MIAMI — Victor Gaines was not supposed to be here. After serving four years in prison for selling drugs, the Liberty City native was not expected to turn his life around. But he has.

As a 19-year old single mother of a two year-old son, Karimah Sheffield saw her early pregnancy as a stumble but not a fall, and
decided that being a mother would motivate her, not derail her dreams.
In addition to graduating at the top of her class at Miami-Dade Public School’s Continuing Opportunities for Purposeful Education (COPE) in 2008,  Karimah, continued her education at the Greater Miami Service Corp., from which she and classmate Gaines, 24, graduated on Friday, June 4.

Celebrating its 20th year, the Greater Miami Service Corp. (GMSC) graduated 51 students, the ceremony taking place in the chambers of the Miami-Dade County Commission.

Representing the diversity of the organization, students John Allen, Labassee Lucien and Holloman Gutierrez welcomed the
audience in English, Creole and Spanish, respectively.

The program’s first executive director, Miami-Dade County Commissioner Barbara Jordan, attended the June 4 ceremony to congratulate the graduates. Miami City Commissioner Richard P. Dunn was also on hand to offer prayer and support.

Jordan explained that GMSC began in 1989 after winning a $25,000 demonstration grant.

“We were in competition with 200 other organizations across the country,” she said.

After winning the grant and securing additional funding, GMSC solidified its philosophy.

“One of the ways to help young people who were at risk in the community, [who had] either dropped out of school and going nowhere, or graduated from high school, but didn’t know what to do. Or had had some contact with the criminal justice system, but needed a second chance,” Jordan shared. “That’s why the corps was created.”

Rebecca “Butterfly” Vaughns, a local spoken word artist, honored the graduates with encouraging poetry, one line asking, “Can anything good come out of the hood?"

The audience cheered her reply: “And my answer is yes!”

Students arrive at the GMSC with varied backgrounds and motivation. Some are recent immigrants looking to establish themselves in their new home; others have checkered pasts that made a traditional education less likely; and still others are looking for a bridge to stable employment and a life that they can feel good about.

The program offers a holistic approach to transformation for its students, who attend classes and voluntarily become a part of positive initiatives with tangible results — like helping to build houses Habitat for Humanity or assisting the county‘s public works department with keeping the community clean. The students also participate in individual and group counseling and are paid a small stipend during their GMSC enrollment.

One of the key premises of the program is that people who give to their community, value their community — and themselves. 

Louis Kelpler, a 1996 graduate of the GMSC and a Miami-Dade employee, said he graduated from GMSC one day, and began working with the county the next.

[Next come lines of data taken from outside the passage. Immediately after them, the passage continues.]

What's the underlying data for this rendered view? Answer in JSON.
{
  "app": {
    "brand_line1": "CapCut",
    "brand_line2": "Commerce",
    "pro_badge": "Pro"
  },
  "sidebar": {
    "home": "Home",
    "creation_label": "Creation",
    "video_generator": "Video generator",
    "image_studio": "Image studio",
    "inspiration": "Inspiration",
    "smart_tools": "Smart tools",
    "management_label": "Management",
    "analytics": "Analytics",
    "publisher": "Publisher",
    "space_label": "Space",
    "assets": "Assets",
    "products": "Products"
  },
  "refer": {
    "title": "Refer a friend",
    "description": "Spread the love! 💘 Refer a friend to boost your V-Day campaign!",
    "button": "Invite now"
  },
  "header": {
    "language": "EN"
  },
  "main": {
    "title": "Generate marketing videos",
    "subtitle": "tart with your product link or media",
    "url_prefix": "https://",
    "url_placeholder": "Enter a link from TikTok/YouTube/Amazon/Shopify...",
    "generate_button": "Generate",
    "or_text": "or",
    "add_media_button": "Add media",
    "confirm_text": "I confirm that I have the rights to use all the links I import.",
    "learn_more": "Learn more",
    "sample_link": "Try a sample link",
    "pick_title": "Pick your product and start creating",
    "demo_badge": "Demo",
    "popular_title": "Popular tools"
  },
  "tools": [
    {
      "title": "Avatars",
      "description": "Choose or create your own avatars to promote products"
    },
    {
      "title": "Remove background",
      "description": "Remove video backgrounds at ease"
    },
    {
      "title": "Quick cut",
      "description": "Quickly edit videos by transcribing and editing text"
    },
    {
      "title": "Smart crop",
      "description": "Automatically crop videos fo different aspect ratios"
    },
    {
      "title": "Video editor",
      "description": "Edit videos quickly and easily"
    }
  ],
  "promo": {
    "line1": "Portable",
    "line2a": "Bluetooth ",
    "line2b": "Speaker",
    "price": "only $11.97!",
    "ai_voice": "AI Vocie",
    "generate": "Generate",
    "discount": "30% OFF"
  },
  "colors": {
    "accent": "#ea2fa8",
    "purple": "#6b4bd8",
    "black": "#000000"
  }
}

“Follow your dreams and don’t give up. Make sure you have positive people in your life,” Kelpler advised the graduates.

Kelpler is one of many GMSC success stories. Kionee McGhee, a local attorney and author, is another. The program has had more than 7,000 students to pass through its doors, many of whom have gone on to obtain advanced degrees.

Gaines, who earned his Graduation Equivalency Degree (GED) and a construction credential from the National Center for Construction and Education Research while enrolled in GMSC, is looking to add his name to the GMSC success story roster.

The former Lincoln Fields’ resident said that, according to his past track record, he was supposed to be either dead or in jail.
Instead, he is enrolled at Miami Dade College, studying Business Administration.

For more information about the Greater Miami Service Corp., please visit or call 305-638-4672.